1. ## Absolute extrema

$\displaystyle 3x^2-6x+5$

x is a member of [0,4] find the absolute extrema

2. To find the global extrema, check the local extrema and the limit of the function approaching the bounds.

Local extrema:
$\displaystyle y=3x^2-6x + 5$

$\displaystyle y' = 6x - 6 = 0$

$\displaystyle x = 1$

We have a local extremum at $\displaystyle x = 1$. What's f(x) of the point?
$\displaystyle y=3x^2-6x + 5$
$\displaystyle y=2$

Now check the bounds.
$\displaystyle \lim_{x\to 0^{+}}3x^2-6x+5 = 5$

$\displaystyle \lim_{x\to 4^{-}}3x^2-6x+5 = 29$

We have 3 possible values to be the global extrema.
$\displaystyle y=2$ -- (the local extrema, x=1)
$\displaystyle y=5$ -- (left bound)
$\displaystyle y=29$ -- (right bound)

The greatest of these values, $\displaystyle y=29$ is the global maximum, and the least, $\displaystyle y=2$ is the global minimum.

3. The answer above is enough to solve. In addition, there are a few more things that may come in handy

$\displaystyle y= 3x^2-6x + 5$

Firstly, this is a quadratic (second degree) function.
Quadratic functions are of the form $\displaystyle y=a~x^2 + b~x + c$
The first coefficient $\displaystyle a$ indicates the side of the function (upwards or downwards) and its narrowness. If $\displaystyle a>0$, the function is upwards. If $\displaystyle a<0$, the function is downwards.
In this example, $\displaystyle a=3$, which is greater than zero.

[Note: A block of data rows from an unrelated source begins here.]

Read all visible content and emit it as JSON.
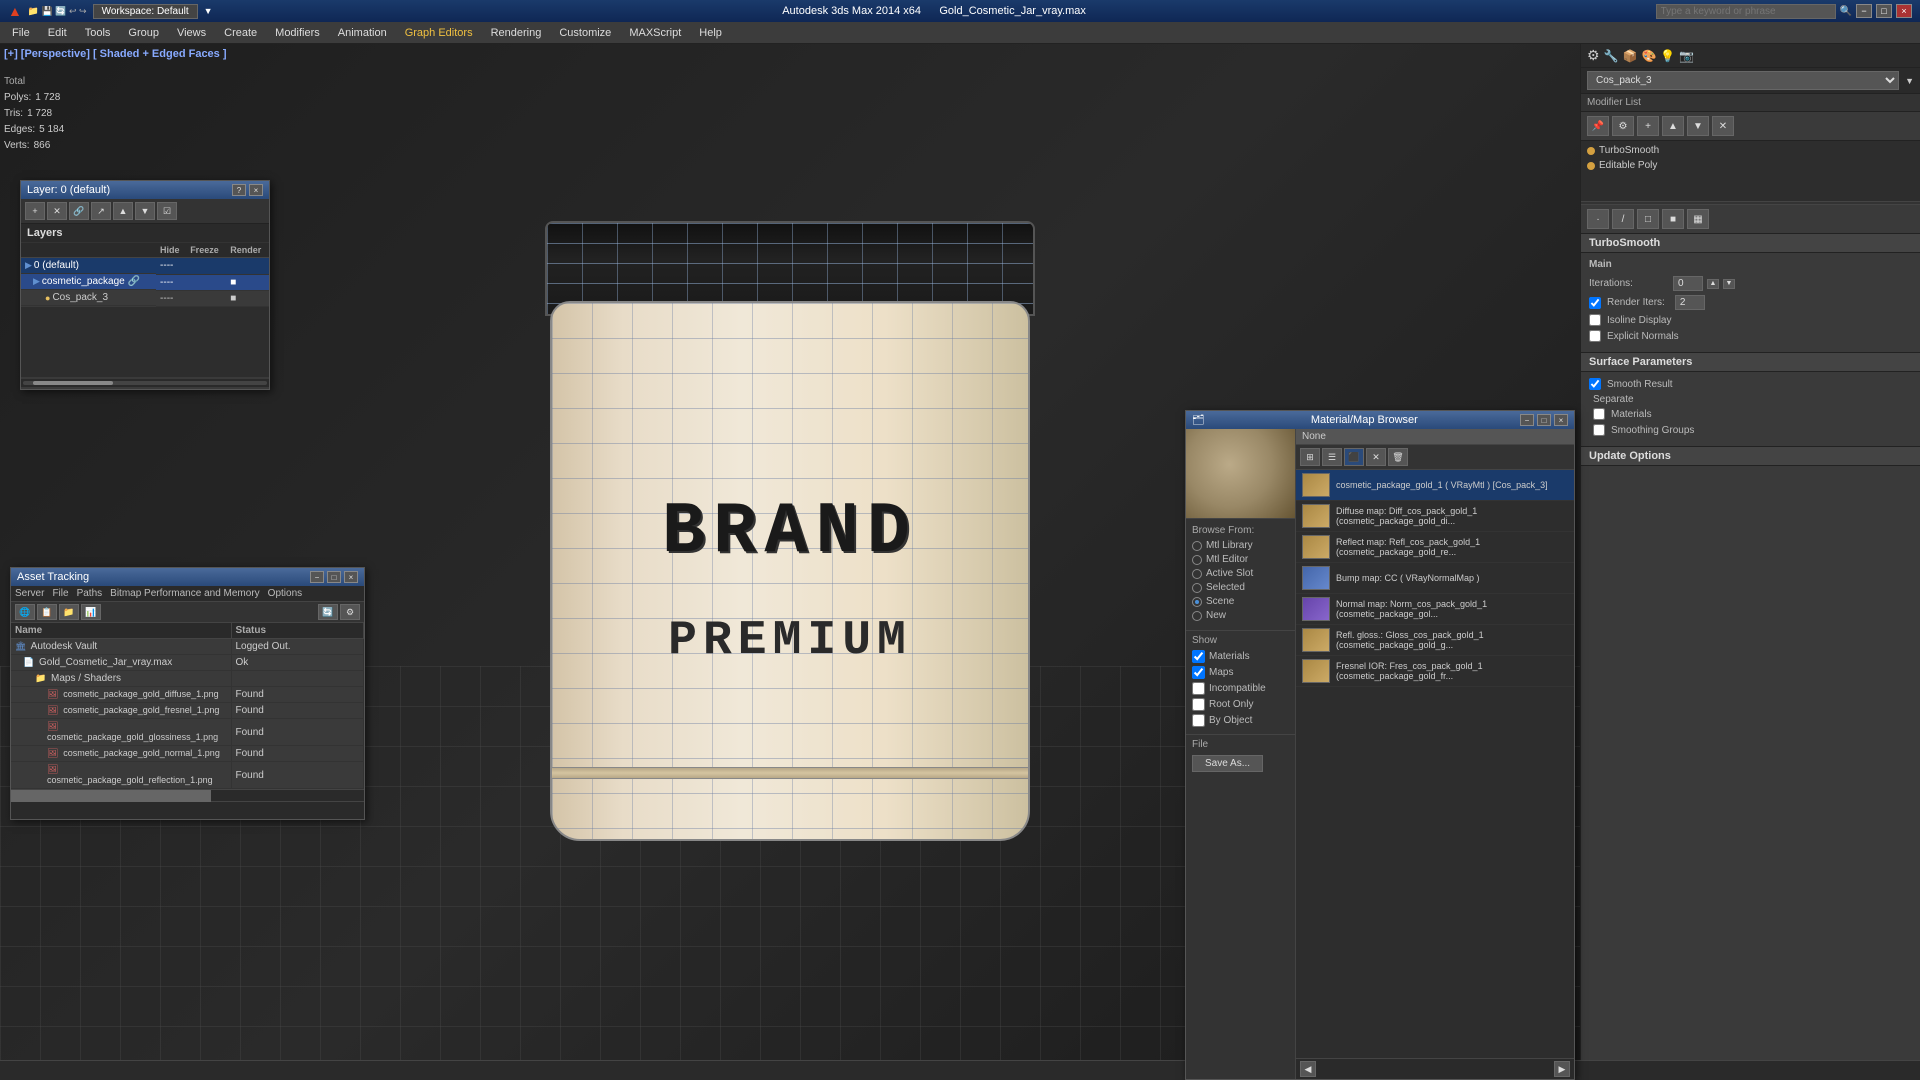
{
  "titlebar": {
    "app_name": "Autodesk 3ds Max 2014 x64",
    "file_name": "Gold_Cosmetic_Jar_vray.max",
    "workspace_label": "Workspace: Default",
    "search_placeholder": "Type a keyword or phrase",
    "min_label": "−",
    "max_label": "□",
    "close_label": "×"
  },
  "menubar": {
    "items": [
      {
        "label": "Edit"
      },
      {
        "label": "Tools"
      },
      {
        "label": "Group"
      },
      {
        "label": "Views"
      },
      {
        "label": "Create"
      },
      {
        "label": "Modifiers"
      },
      {
        "label": "Animation"
      },
      {
        "label": "Graph Editors"
      },
      {
        "label": "Rendering"
      },
      {
        "label": "Customize"
      },
      {
        "label": "MAXScript"
      },
      {
        "label": "Help"
      }
    ]
  },
  "viewport": {
    "label": "[+] [Perspective] [ Shaded + Edged Faces ]",
    "stats": {
      "polys_label": "Polys:",
      "polys_value": "1 728",
      "tris_label": "Tris:",
      "tris_value": "1 728",
      "edges_label": "Edges:",
      "edges_value": "5 184",
      "verts_label": "Verts:",
      "verts_value": "866",
      "total_label": "Total"
    },
    "jar": {
      "brand_text": "BRAND",
      "premium_text": "PREMIUM"
    }
  },
  "right_panel": {
    "modifier_dropdown": "Cos_pack_3",
    "modifier_list_label": "Modifier List",
    "modifiers": [
      {
        "name": "TurboSmooth",
        "active": false,
        "dot": "yellow"
      },
      {
        "name": "Editable Poly",
        "active": false,
        "dot": "yellow"
      }
    ],
    "turbosmooth": {
      "title": "TurboSmooth",
      "main_label": "Main",
      "iterations_label": "Iterations:",
      "iterations_value": "0",
      "render_iters_label": "Render Iters:",
      "render_iters_value": "2",
      "isoline_label": "Isoline Display",
      "explicit_label": "Explicit Normals",
      "surface_params_label": "Surface Parameters",
      "smooth_result_label": "Smooth Result",
      "smooth_result_checked": true,
      "separate_label": "Separate",
      "materials_label": "Materials",
      "smoothing_groups_label": "Smoothing Groups",
      "update_options_label": "Update Options"
    }
  },
  "layers_panel": {
    "title": "Layer: 0 (default)",
    "layers_label": "Layers",
    "columns": [
      "",
      "Hide",
      "Freeze",
      "Render"
    ],
    "rows": [
      {
        "indent": 0,
        "icon": "folder",
        "name": "0 (default)",
        "hide": "----",
        "freeze": "",
        "render": ""
      },
      {
        "indent": 1,
        "icon": "layer",
        "name": "cosmetic_package",
        "selected": true,
        "hide": "----",
        "freeze": "",
        "render": "■"
      },
      {
        "indent": 2,
        "icon": "object",
        "name": "Cos_pack_3",
        "hide": "----",
        "freeze": "",
        "render": "■"
      }
    ]
  },
  "asset_panel": {
    "title": "Asset Tracking",
    "menu_items": [
      "Server",
      "File",
      "Paths",
      "Bitmap Performance and Memory",
      "Options"
    ],
    "columns": [
      "Name",
      "Status"
    ],
    "rows": [
      {
        "indent": 0,
        "icon": "vault",
        "name": "Autodesk Vault",
        "status": "Logged Out.",
        "status_class": "logged-out"
      },
      {
        "indent": 1,
        "icon": "file",
        "name": "Gold_Cosmetic_Jar_vray.max",
        "status": "Ok",
        "status_class": "found"
      },
      {
        "indent": 2,
        "icon": "folder",
        "name": "Maps / Shaders",
        "status": "",
        "status_class": ""
      },
      {
        "indent": 3,
        "icon": "map",
        "name": "cosmetic_package_gold_diffuse_1.png",
        "status": "Found",
        "status_class": "found"
      },
      {
        "indent": 3,
        "icon": "map",
        "name": "cosmetic_package_gold_fresnel_1.png",
        "status": "Found",
        "status_class": "found"
      },
      {
        "indent": 3,
        "icon": "map",
        "name": "cosmetic_package_gold_glossiness_1.png",
        "status": "Found",
        "status_class": "found"
      },
      {
        "indent": 3,
        "icon": "map",
        "name": "cosmetic_package_gold_normal_1.png",
        "status": "Found",
        "status_class": "found"
      },
      {
        "indent": 3,
        "icon": "map",
        "name": "cosmetic_package_gold_reflection_1.png",
        "status": "Found",
        "status_class": "found"
      }
    ]
  },
  "mat_browser": {
    "title": "Material/Map Browser",
    "none_label": "None",
    "browse_from_label": "Browse From:",
    "browse_options": [
      "Mtl Library",
      "Mtl Editor",
      "Active Slot",
      "Selected",
      "Scene",
      "New"
    ],
    "browse_selected": "Scene",
    "show_label": "Show",
    "show_options": [
      "Materials",
      "Maps",
      "Incompatible"
    ],
    "show_materials_checked": true,
    "show_maps_checked": true,
    "show_incompatible_checked": false,
    "root_only_label": "Root Only",
    "root_only_checked": false,
    "by_object_label": "By Object",
    "by_object_checked": false,
    "file_label": "File",
    "save_as_label": "Save As...",
    "items": [
      {
        "name": "cosmetic_package_gold_1 ( VRayMtl ) [Cos_pack_3]",
        "type": "gold",
        "selected": true
      },
      {
        "name": "Diffuse map: Diff_cos_pack_gold_1 (cosmetic_package_gold_di...",
        "type": "gold",
        "selected": false
      },
      {
        "name": "Reflect map: Refl_cos_pack_gold_1 (cosmetic_package_gold_re...",
        "type": "gold",
        "selected": false
      },
      {
        "name": "Bump map: CC ( VRayNormalMap )",
        "type": "blue",
        "selected": false
      },
      {
        "name": "Normal map: Norm_cos_pack_gold_1 (cosmetic_package_gol...",
        "type": "purple",
        "selected": false
      },
      {
        "name": "Refl. gloss.: Gloss_cos_pack_gold_1 (cosmetic_package_gold_g...",
        "type": "gold",
        "selected": false
      },
      {
        "name": "Fresnel IOR: Fres_cos_pack_gold_1 (cosmetic_package_gold_fr...",
        "type": "gold",
        "selected": false
      }
    ]
  },
  "status_bar": {
    "text": ""
  }
}
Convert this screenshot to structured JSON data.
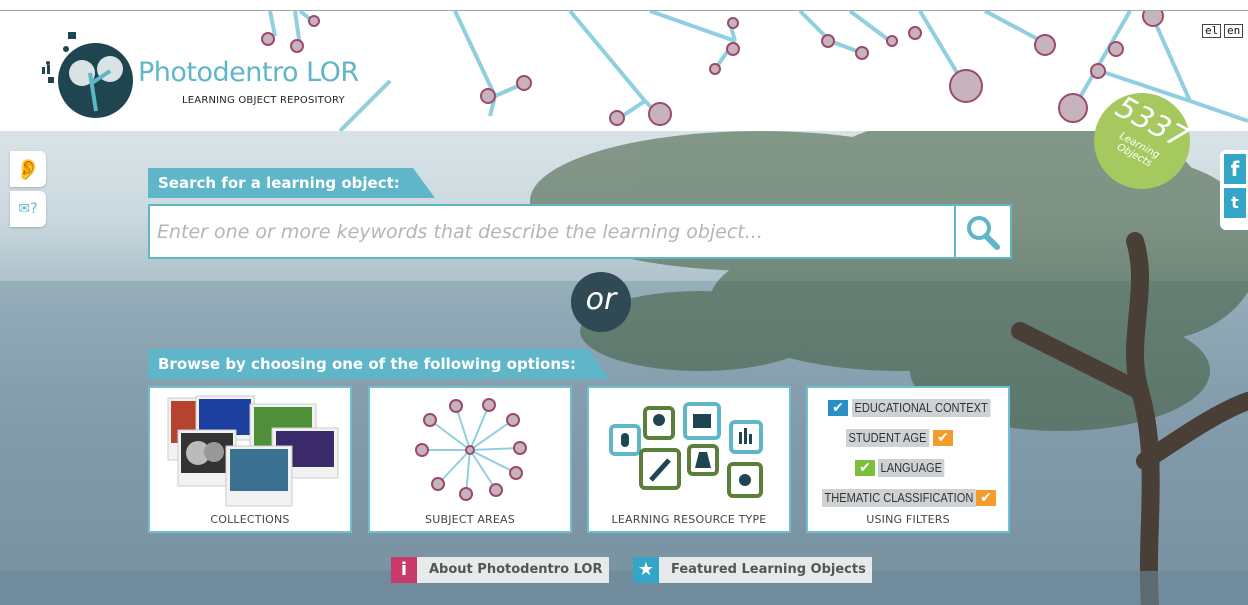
{
  "header": {
    "logo_title": "Photodentro LOR",
    "logo_subtitle": "LEARNING OBJECT REPOSITORY",
    "languages": [
      "el",
      "en"
    ]
  },
  "counter": {
    "number": "5337",
    "label_line1": "Learning",
    "label_line2": "Objects"
  },
  "side_tabs": [
    "accessibility-icon",
    "feedback-icon"
  ],
  "social": [
    "facebook-icon",
    "twitter-icon"
  ],
  "search": {
    "heading": "Search for a learning object:",
    "placeholder": "Enter one or more keywords that describe the learning object...",
    "button_icon": "search-icon"
  },
  "or_label": "or",
  "browse": {
    "heading": "Browse by choosing one of the following options:",
    "cards": [
      {
        "label": "COLLECTIONS"
      },
      {
        "label": "SUBJECT AREAS"
      },
      {
        "label": "LEARNING RESOURCE TYPE"
      },
      {
        "label": "USING FILTERS"
      }
    ],
    "filters": [
      "EDUCATIONAL CONTEXT",
      "STUDENT AGE",
      "LANGUAGE",
      "THEMATIC CLASSIFICATION"
    ]
  },
  "footer_links": [
    {
      "icon": "i",
      "label": "About Photodentro LOR",
      "color": "#c73a6a"
    },
    {
      "icon": "★",
      "label": "Featured Learning Objects",
      "color": "#33a6c8"
    }
  ],
  "colors": {
    "accent": "#5fb6c8",
    "dark": "#1f4650",
    "green": "#a6c95f",
    "orange": "#f39b2b",
    "filter_blue": "#2b8fc6",
    "filter_green": "#7cbf3c"
  }
}
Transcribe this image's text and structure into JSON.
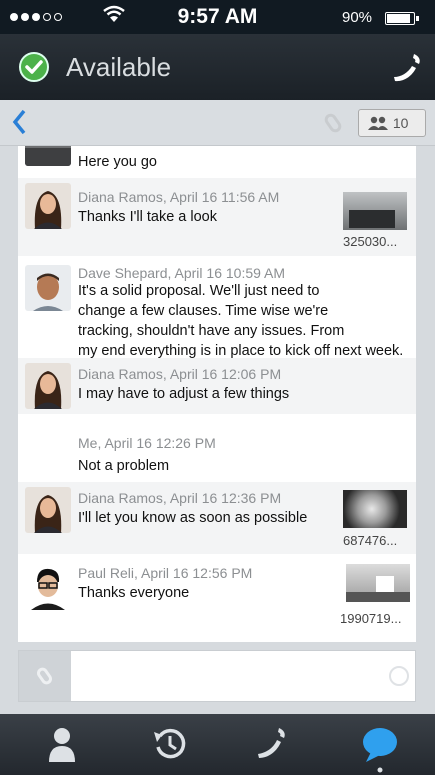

This makes the function upwards. So, the vertex is the local and global minimum, and the global maximum is at the bounds.